Available data:
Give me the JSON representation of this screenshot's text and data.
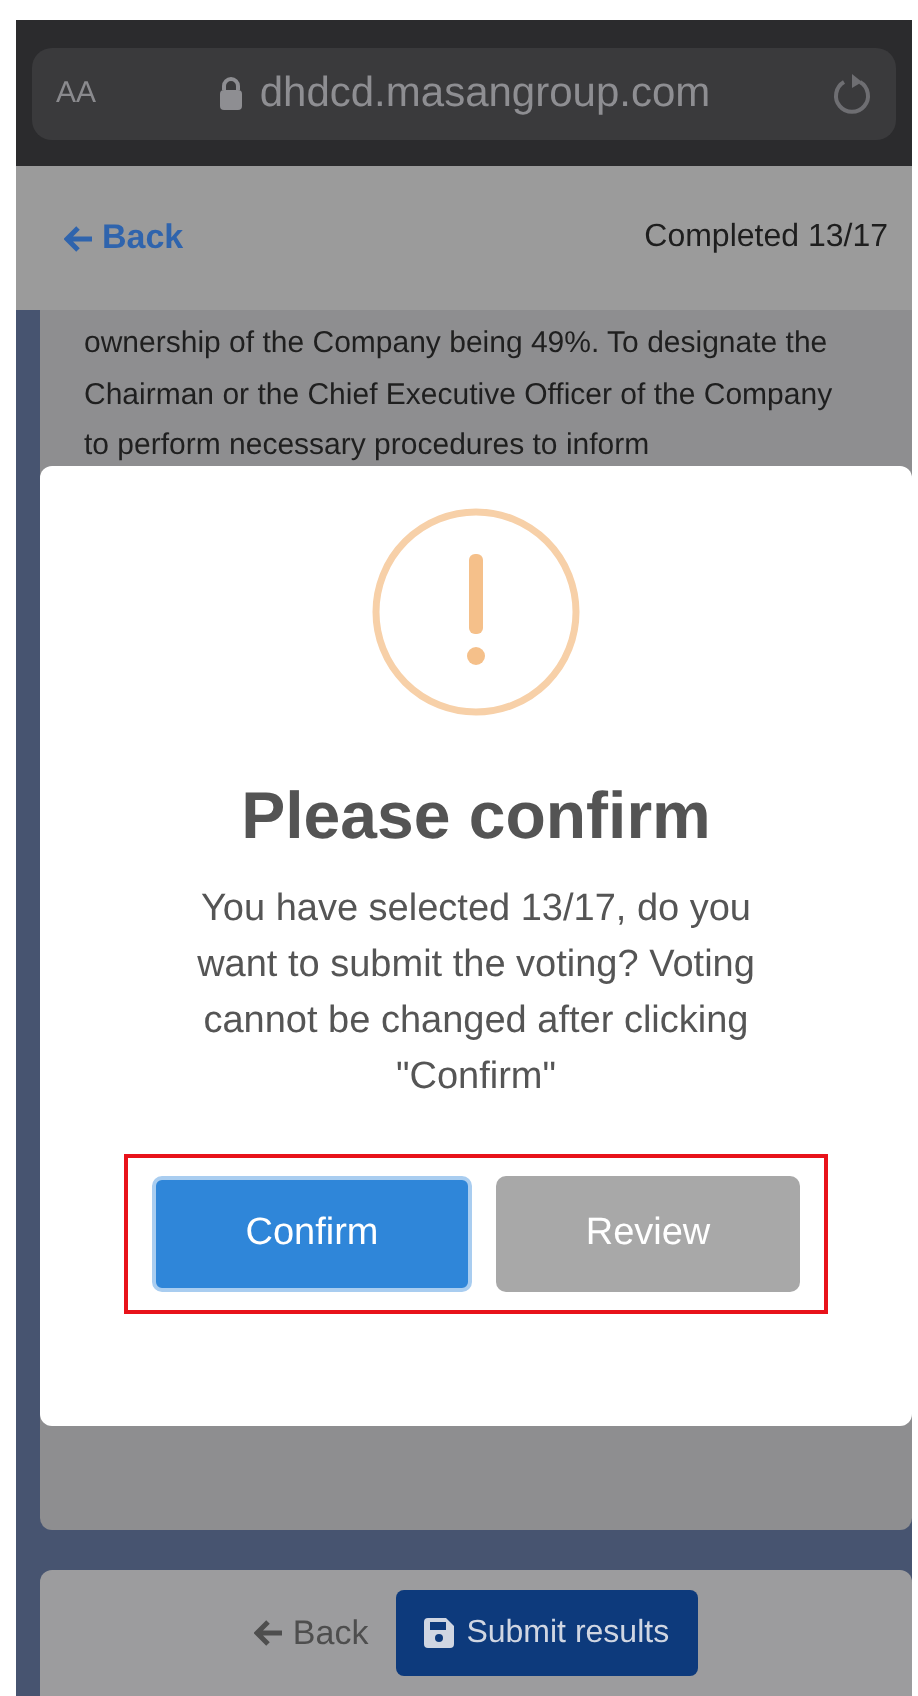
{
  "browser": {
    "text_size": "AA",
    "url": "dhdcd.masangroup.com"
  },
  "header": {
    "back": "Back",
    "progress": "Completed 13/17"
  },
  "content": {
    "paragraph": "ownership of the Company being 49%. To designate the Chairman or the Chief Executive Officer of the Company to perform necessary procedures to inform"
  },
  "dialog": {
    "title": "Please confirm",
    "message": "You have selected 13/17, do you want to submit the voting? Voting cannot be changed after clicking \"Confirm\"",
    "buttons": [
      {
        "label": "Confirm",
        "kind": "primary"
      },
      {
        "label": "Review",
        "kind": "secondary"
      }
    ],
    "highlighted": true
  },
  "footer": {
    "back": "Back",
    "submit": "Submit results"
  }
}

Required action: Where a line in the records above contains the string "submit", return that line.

Result of this task:
    "message": "You have selected 13/17, do you want to submit the voting? Voting cannot be changed after clicking \"Confirm\"",
    "submit": "Submit results"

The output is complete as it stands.